— Directions for this task —
Show all lines of the listing that contain the word "icon".

---+---

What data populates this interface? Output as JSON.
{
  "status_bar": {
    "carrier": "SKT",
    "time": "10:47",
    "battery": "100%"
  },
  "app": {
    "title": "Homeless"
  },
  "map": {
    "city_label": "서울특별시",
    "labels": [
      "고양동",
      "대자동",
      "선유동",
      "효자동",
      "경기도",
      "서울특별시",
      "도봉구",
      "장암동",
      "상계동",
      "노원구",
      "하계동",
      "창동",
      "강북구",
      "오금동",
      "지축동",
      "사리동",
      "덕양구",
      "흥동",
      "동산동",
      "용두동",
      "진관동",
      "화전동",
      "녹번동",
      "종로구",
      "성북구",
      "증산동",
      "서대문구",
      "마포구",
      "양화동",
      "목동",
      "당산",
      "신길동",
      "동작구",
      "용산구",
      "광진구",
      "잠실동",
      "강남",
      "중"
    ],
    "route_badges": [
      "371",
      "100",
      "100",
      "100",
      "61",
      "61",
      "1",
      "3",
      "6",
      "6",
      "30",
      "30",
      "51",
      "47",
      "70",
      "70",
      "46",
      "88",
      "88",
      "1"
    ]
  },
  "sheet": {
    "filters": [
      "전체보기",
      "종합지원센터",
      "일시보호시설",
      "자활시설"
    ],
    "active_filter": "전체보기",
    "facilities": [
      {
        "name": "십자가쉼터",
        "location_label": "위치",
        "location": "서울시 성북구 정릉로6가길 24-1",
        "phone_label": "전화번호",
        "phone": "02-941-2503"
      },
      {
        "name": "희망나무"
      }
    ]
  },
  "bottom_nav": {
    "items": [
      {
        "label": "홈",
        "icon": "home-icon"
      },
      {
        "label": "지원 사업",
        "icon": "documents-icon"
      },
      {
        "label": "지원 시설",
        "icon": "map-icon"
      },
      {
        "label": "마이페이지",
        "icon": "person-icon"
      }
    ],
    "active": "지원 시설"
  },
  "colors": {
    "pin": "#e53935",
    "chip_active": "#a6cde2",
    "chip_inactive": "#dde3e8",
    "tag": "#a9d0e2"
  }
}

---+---

— Result —
        "icon": "home-icon"
        "icon": "documents-icon"
        "icon": "map-icon"
        "icon": "person-icon"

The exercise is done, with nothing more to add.